Everywhere you look it seems neighborhood retailers are expanding their health offerings to fill a market need. Consumers certainly like the idea of accessing on-demand, convenient care options, so the new surge of expansion makes a lot of sense.
For example, CVS recently doubled down on clinic services by introducing its HealthHUB concept in Texas. The retail centers will offer expanded care capabilities — beyond the longstanding Minute Clinic menu for minor acute issues. New services include everything from sleep apnea assessments to weight management and chronic diabetes care.
Walgreens also announced big investments in primary care with its VillageMD clinics in Texas. With 2,500 square feet allocated for the exam space, it’s clear the retailer is shifting more of its footprint from breakfast bars and cough drops to hands-on care delivery.
In recent weeks, we’ve also noticed how CVS and Walgreens have upgraded their respective home-delivery services for prescription medications. Consumers in a growing number of markets can request same-day delivery of their medications for $8, and in some locations, Medicaid beneficiaries get their meds delivered for free.
No doubt these moves are strategic plays to compete with the likes of Apple and Amazon’s Alexa, as everyone tries to get in on healthcare’s opportunity era. Ubiquitous brands are going head-to-head with other ubiquitous brands. Pull up a chair!
The market has the final say
But the bigger question for retailers is whether consumers are ready to view the neighborhood drugstore as a go-to health provider. At the moment, it’s hard to say what’s going to happen.
Retailers who offer greater convenience will have an advantage but remember, costs for the consumer will vary based on insurance coverage. Some of the one-stop-shopping aspects will be attractive, but retailers certainly can’t be all things to everyone. Finally, integration and data-sharing might be the biggest drawback as CVS, Walgreens, and friends try to mesh with the existing healthcare ecosystem.

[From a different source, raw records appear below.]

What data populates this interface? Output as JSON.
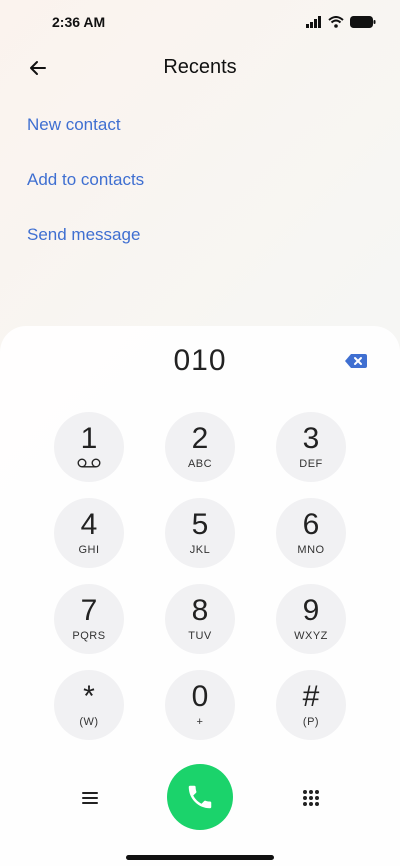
{
  "status_bar": {
    "time": "2:36 AM",
    "icons": [
      "signal-icon",
      "wifi-icon",
      "battery-icon"
    ]
  },
  "header": {
    "title": "Recents",
    "back_icon": "back-arrow-icon"
  },
  "actions": [
    {
      "label": "New contact"
    },
    {
      "label": "Add to contacts"
    },
    {
      "label": "Send message"
    }
  ],
  "dialer": {
    "number": "010",
    "backspace_icon": "backspace-icon",
    "keys": [
      {
        "digit": "1",
        "letters": "",
        "sub": "voicemail-icon"
      },
      {
        "digit": "2",
        "letters": "ABC"
      },
      {
        "digit": "3",
        "letters": "DEF"
      },
      {
        "digit": "4",
        "letters": "GHI"
      },
      {
        "digit": "5",
        "letters": "JKL"
      },
      {
        "digit": "6",
        "letters": "MNO"
      },
      {
        "digit": "7",
        "letters": "PQRS"
      },
      {
        "digit": "8",
        "letters": "TUV"
      },
      {
        "digit": "9",
        "letters": "WXYZ"
      },
      {
        "digit": "*",
        "letters": "(W)"
      },
      {
        "digit": "0",
        "letters": "+"
      },
      {
        "digit": "#",
        "letters": "(P)"
      }
    ]
  },
  "bottom_bar": {
    "menu_icon": "menu-icon",
    "call_icon": "phone-icon",
    "dialpad_icon": "dialpad-icon"
  },
  "colors": {
    "accent": "#3f6fd1",
    "call": "#1bd36b"
  }
}
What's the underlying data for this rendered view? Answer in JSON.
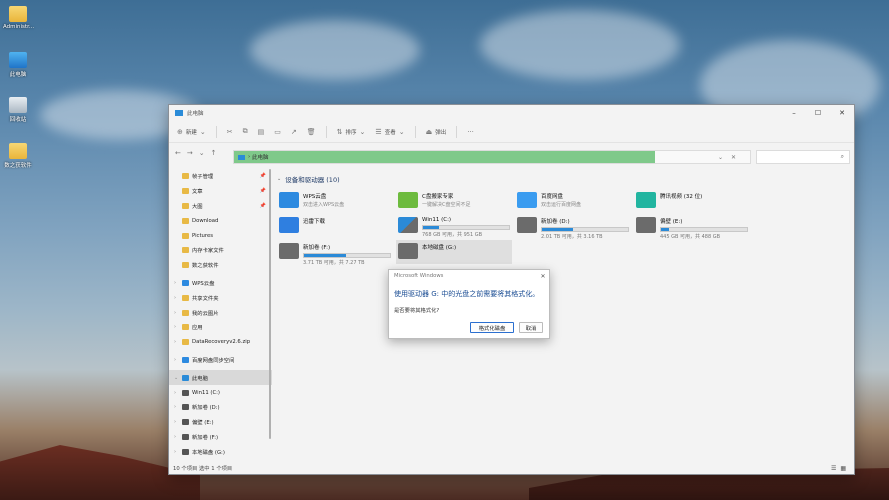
{
  "desktop": {
    "icons": [
      {
        "label": "Administr...",
        "icon": "folder-icon"
      },
      {
        "label": "此电脑",
        "icon": "pc-icon"
      },
      {
        "label": "回收站",
        "icon": "recycle-bin-icon"
      },
      {
        "label": "数之获软件",
        "icon": "folder-icon"
      }
    ]
  },
  "window": {
    "title": "此电脑",
    "controls": [
      "–",
      "☐",
      "✕"
    ],
    "toolbar": {
      "new_label": "新建",
      "sort_label": "排序",
      "view_label": "查看",
      "eject_label": "弹出",
      "more_label": "···"
    },
    "address": {
      "path": "此电脑",
      "search_placeholder": ""
    },
    "sidebar": {
      "items": [
        {
          "label": "帧子管理",
          "pinned": true,
          "expandable": false,
          "color": "#e8b945"
        },
        {
          "label": "文章",
          "pinned": true,
          "expandable": false,
          "color": "#e8b945"
        },
        {
          "label": "大图",
          "pinned": true,
          "expandable": false,
          "color": "#e8b945"
        },
        {
          "label": "Download",
          "pinned": false,
          "expandable": false,
          "color": "#e8b945"
        },
        {
          "label": "Pictures",
          "pinned": false,
          "expandable": false,
          "color": "#e8b945"
        },
        {
          "label": "内存卡家文件",
          "pinned": false,
          "expandable": false,
          "color": "#e8b945"
        },
        {
          "label": "数之获软件",
          "pinned": false,
          "expandable": false,
          "color": "#e8b945"
        },
        {
          "label": "WPS云盘",
          "pinned": false,
          "expandable": true,
          "color": "#2d8ae0"
        },
        {
          "label": "共享文件夹",
          "pinned": false,
          "expandable": true,
          "color": "#e8b945"
        },
        {
          "label": "我的云图片",
          "pinned": false,
          "expandable": true,
          "color": "#e8b945"
        },
        {
          "label": "应用",
          "pinned": false,
          "expandable": true,
          "color": "#e8b945"
        },
        {
          "label": "DataRecoveryv2.6.zip",
          "pinned": false,
          "expandable": true,
          "color": "#e8b945"
        },
        {
          "label": "百度网盘同步空间",
          "pinned": false,
          "expandable": true,
          "color": "#2d8ae0"
        },
        {
          "label": "此电脑",
          "pinned": false,
          "expandable": true,
          "color": "#2a8bd8",
          "selected": true
        },
        {
          "label": "Win11 (C:)",
          "pinned": false,
          "expandable": true,
          "color": "#555555"
        },
        {
          "label": "新加卷 (D:)",
          "pinned": false,
          "expandable": true,
          "color": "#555555"
        },
        {
          "label": "偏壁 (E:)",
          "pinned": false,
          "expandable": true,
          "color": "#555555"
        },
        {
          "label": "新加卷 (F:)",
          "pinned": false,
          "expandable": true,
          "color": "#555555"
        },
        {
          "label": "本地磁盘 (G:)",
          "pinned": false,
          "expandable": true,
          "color": "#555555"
        }
      ]
    },
    "section_title": "设备和驱动器 (10)",
    "tiles": [
      {
        "name": "WPS云盘",
        "sub": "双击进入WPS云盘",
        "icon": "wps-cloud-icon",
        "color": "#2d8ae0"
      },
      {
        "name": "C盘搬家专家",
        "sub": "一键解决C盘空间不足",
        "icon": "c-drive-expert-icon",
        "color": "#6dbb3e"
      },
      {
        "name": "百度网盘",
        "sub": "双击运行百度网盘",
        "icon": "baidu-netdisk-icon",
        "color": "#3a9cf0"
      },
      {
        "name": "腾讯视频 (32 位)",
        "sub": "",
        "icon": "tencent-video-icon",
        "color": "#22b5a0"
      },
      {
        "name": "迅雷下载",
        "sub": "",
        "icon": "thunder-icon",
        "color": "#2f7fe0"
      },
      {
        "name": "Win11 (C:)",
        "cap": "768 GB 可用，共 951 GB",
        "usage": 0.19,
        "icon": "windows-drive-icon",
        "color": "#2b8ad7"
      },
      {
        "name": "新加卷 (D:)",
        "cap": "2.01 TB 可用，共 3.16 TB",
        "usage": 0.36,
        "icon": "drive-icon",
        "color": "#2b8ad7"
      },
      {
        "name": "偏壁 (E:)",
        "cap": "445 GB 可用，共 488 GB",
        "usage": 0.09,
        "icon": "drive-icon",
        "color": "#2b8ad7"
      },
      {
        "name": "新加卷 (F:)",
        "cap": "3.71 TB 可用，共 7.27 TB",
        "usage": 0.49,
        "icon": "drive-icon",
        "color": "#2b8ad7"
      },
      {
        "name": "本地磁盘 (G:)",
        "cap": "",
        "icon": "drive-icon",
        "selected": true,
        "color": "#2b8ad7"
      }
    ],
    "status": "10 个项目    选中 1 个项目"
  },
  "dialog": {
    "title": "Microsoft Windows",
    "message": "使用驱动器 G: 中的光盘之前需要将其格式化。",
    "question": "是否要将其格式化?",
    "format_label": "格式化磁盘",
    "cancel_label": "取消"
  }
}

We’re keeping an eye on the brick-and-mortar retailers as an interesting test case. Certainly, the uptake on the new offerings will vary but, either way, we’ll have some market insight based on the relative response.
What we can say is that retailers are hoping to get out in front of the consumer revolution in health. Care once exclusively in the hands of hospitals and physician practices is now moving to Main Street. With 9,800 locations under the CVS banner and 9,500 under Walgreens, they seem to have the scale and the existing customer base to rejigger the consumer experience.
Our Take: In a Smart Health Market, the consumer calls the shots, and the market responds. Retailers are one to watch.